§ **Provided data**:
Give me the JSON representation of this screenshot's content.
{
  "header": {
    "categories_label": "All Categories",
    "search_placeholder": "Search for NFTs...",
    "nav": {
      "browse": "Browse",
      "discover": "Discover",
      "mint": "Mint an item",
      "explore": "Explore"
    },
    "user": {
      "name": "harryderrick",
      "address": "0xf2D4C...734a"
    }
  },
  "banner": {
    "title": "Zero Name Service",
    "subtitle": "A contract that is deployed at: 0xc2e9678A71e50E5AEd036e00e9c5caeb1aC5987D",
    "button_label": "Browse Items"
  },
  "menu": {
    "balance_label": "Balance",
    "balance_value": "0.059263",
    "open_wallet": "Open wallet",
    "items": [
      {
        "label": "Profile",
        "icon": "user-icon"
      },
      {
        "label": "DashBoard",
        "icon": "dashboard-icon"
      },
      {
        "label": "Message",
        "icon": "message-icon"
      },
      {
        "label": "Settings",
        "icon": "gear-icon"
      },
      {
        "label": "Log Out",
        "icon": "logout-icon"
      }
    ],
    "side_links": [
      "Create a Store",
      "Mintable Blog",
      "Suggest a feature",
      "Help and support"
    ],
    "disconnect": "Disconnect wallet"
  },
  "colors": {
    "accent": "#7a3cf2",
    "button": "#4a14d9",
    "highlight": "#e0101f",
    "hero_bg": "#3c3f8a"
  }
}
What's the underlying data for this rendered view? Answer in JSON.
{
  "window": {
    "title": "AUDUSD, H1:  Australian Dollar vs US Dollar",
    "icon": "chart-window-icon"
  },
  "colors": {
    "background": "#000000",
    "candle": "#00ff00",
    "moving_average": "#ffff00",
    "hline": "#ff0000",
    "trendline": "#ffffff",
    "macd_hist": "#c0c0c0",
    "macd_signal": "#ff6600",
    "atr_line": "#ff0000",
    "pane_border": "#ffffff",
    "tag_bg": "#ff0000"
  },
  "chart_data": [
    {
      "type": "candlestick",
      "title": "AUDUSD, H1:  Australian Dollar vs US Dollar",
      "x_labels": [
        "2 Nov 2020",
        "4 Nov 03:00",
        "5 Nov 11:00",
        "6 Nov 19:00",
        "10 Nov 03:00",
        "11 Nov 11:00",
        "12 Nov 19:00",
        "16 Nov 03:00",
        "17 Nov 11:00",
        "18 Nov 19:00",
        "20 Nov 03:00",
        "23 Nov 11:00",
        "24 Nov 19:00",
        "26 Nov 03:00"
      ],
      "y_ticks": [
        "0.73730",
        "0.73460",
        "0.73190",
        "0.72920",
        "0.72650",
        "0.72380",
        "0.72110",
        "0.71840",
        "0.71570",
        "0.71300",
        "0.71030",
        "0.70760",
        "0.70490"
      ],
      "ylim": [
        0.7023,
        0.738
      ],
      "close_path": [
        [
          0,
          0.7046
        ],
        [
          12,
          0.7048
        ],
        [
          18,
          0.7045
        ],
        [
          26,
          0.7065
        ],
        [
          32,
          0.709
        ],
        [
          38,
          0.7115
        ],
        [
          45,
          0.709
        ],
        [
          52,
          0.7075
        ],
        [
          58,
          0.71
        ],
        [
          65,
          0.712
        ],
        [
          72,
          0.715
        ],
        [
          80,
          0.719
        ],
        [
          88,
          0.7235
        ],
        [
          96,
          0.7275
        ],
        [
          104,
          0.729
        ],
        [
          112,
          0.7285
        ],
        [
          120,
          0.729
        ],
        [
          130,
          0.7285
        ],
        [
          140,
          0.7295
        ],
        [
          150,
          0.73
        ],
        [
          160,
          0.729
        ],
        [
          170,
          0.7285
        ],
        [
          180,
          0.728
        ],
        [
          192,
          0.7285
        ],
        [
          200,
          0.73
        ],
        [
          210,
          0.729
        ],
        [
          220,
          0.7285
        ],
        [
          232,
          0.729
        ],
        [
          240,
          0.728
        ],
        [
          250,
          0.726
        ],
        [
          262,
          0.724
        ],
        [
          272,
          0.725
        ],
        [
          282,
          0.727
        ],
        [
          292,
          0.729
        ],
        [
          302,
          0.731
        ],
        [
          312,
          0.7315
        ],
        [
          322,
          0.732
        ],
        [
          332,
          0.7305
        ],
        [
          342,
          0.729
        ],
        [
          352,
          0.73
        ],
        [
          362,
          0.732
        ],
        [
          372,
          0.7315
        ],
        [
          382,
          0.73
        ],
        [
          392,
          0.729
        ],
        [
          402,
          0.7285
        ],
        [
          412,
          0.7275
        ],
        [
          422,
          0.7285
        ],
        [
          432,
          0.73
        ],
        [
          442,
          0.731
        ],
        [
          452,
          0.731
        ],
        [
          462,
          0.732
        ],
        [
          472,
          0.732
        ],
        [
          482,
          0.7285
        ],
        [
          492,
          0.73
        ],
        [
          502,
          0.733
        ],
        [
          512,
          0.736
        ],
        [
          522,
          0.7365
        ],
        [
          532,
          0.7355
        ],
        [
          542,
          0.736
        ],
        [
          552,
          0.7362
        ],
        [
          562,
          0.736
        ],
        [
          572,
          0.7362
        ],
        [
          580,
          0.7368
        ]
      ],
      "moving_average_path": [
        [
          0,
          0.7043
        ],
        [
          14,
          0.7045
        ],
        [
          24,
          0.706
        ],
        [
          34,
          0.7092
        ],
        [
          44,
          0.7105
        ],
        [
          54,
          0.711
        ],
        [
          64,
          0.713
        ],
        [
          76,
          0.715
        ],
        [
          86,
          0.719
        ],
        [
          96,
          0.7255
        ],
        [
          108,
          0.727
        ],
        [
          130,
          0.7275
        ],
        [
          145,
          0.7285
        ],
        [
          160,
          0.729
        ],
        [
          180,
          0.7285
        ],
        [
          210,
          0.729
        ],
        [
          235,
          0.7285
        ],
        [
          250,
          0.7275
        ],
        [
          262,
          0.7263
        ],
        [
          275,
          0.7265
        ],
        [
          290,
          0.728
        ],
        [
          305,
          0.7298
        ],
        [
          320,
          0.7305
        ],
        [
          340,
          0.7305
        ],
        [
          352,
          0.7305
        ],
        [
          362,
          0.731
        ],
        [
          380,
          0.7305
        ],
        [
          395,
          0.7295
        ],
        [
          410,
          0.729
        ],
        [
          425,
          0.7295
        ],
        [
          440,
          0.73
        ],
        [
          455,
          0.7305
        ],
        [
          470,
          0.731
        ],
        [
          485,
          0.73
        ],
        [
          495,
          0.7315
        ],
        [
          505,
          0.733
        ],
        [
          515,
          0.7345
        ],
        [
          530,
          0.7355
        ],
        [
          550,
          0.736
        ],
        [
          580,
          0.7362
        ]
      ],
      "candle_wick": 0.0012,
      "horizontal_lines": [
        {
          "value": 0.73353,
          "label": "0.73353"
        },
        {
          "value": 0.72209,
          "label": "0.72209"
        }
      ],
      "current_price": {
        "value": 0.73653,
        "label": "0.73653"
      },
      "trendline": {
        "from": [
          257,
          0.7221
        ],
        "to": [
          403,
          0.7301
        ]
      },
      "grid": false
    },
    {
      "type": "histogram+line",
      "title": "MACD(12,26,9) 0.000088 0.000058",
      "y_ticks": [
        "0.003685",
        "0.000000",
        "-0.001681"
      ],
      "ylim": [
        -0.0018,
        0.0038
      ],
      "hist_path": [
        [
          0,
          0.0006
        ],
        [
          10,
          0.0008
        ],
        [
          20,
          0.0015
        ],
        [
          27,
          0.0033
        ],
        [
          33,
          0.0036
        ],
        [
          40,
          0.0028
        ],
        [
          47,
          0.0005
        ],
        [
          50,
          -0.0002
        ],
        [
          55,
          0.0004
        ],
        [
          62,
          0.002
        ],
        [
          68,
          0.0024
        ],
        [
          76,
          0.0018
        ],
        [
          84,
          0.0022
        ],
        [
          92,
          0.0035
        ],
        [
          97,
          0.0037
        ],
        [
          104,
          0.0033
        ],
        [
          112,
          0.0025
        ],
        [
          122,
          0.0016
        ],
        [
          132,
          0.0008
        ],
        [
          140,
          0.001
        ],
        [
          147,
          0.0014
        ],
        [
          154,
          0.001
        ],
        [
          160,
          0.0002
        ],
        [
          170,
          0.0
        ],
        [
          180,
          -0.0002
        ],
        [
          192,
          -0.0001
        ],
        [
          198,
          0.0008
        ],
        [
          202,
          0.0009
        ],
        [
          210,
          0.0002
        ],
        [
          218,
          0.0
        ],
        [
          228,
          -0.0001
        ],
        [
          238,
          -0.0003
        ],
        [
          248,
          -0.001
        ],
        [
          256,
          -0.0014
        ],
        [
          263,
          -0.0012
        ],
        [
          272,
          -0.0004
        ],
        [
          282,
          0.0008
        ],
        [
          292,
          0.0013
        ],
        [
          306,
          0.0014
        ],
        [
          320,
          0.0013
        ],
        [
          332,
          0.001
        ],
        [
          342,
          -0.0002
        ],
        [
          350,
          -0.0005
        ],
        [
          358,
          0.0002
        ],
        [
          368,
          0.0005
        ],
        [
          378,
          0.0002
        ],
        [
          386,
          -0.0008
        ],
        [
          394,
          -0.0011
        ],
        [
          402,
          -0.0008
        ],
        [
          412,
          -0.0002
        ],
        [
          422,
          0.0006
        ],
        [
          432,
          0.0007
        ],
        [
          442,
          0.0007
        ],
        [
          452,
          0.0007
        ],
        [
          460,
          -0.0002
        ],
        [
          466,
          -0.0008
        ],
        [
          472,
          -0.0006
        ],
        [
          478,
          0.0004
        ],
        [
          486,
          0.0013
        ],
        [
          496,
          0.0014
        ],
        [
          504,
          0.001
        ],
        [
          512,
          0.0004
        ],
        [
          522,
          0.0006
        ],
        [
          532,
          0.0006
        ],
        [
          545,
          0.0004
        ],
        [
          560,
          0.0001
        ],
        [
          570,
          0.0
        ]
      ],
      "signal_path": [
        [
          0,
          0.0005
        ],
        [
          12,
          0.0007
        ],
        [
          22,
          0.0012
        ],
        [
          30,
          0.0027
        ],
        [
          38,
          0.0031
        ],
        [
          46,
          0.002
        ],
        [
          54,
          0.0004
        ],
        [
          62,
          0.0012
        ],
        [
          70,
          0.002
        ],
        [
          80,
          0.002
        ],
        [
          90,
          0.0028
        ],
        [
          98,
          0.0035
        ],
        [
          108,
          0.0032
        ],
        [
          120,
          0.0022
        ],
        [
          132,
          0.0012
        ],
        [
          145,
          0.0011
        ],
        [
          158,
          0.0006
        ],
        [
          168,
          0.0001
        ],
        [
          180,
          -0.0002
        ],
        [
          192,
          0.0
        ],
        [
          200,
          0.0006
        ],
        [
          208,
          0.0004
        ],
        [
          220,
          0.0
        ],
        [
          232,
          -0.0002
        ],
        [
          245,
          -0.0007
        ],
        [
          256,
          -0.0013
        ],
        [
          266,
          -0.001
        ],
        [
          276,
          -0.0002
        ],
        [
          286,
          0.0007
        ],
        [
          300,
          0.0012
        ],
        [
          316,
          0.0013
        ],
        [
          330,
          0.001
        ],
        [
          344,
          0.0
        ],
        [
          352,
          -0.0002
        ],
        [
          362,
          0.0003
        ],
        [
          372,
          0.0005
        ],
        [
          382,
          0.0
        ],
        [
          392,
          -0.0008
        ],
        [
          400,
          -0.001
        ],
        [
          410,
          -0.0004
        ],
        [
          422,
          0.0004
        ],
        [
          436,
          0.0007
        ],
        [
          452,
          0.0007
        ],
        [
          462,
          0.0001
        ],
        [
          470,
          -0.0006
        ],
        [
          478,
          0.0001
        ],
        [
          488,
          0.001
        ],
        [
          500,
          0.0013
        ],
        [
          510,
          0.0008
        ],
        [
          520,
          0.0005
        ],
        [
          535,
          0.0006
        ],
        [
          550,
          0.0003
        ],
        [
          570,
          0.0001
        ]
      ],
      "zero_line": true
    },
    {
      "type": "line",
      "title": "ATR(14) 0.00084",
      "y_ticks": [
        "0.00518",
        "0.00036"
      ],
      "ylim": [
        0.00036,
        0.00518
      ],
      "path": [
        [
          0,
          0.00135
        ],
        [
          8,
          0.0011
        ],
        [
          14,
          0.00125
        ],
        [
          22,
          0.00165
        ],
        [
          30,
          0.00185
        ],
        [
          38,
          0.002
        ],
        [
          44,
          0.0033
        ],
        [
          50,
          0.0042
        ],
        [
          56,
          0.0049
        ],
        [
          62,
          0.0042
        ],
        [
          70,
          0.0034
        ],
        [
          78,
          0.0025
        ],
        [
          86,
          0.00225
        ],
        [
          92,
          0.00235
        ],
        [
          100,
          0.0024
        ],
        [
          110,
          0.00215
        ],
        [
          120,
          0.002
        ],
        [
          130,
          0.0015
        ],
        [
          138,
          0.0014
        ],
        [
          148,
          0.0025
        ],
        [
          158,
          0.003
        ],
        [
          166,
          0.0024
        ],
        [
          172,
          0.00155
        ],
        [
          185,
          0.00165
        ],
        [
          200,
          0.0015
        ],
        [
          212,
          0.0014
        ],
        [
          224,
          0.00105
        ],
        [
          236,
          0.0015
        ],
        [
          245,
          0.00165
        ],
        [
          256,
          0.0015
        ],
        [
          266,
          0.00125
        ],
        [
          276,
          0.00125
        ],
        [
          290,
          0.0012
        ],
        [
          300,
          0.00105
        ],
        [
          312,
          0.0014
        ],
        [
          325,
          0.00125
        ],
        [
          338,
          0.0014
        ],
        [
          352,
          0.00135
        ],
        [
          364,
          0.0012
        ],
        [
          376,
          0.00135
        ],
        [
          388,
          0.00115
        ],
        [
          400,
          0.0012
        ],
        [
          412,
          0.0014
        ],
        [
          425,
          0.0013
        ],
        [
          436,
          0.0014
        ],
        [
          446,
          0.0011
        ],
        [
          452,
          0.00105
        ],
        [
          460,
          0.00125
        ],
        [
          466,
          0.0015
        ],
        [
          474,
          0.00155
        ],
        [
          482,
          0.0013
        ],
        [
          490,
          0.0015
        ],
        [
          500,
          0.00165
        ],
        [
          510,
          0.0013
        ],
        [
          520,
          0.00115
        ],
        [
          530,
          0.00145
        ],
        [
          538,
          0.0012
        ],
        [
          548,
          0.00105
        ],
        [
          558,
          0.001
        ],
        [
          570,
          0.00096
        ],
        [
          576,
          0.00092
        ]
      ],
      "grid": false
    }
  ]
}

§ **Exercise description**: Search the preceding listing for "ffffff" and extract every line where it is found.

§ **Completed task**:
    "trendline": "#ffffff",
    "pane_border": "#ffffff",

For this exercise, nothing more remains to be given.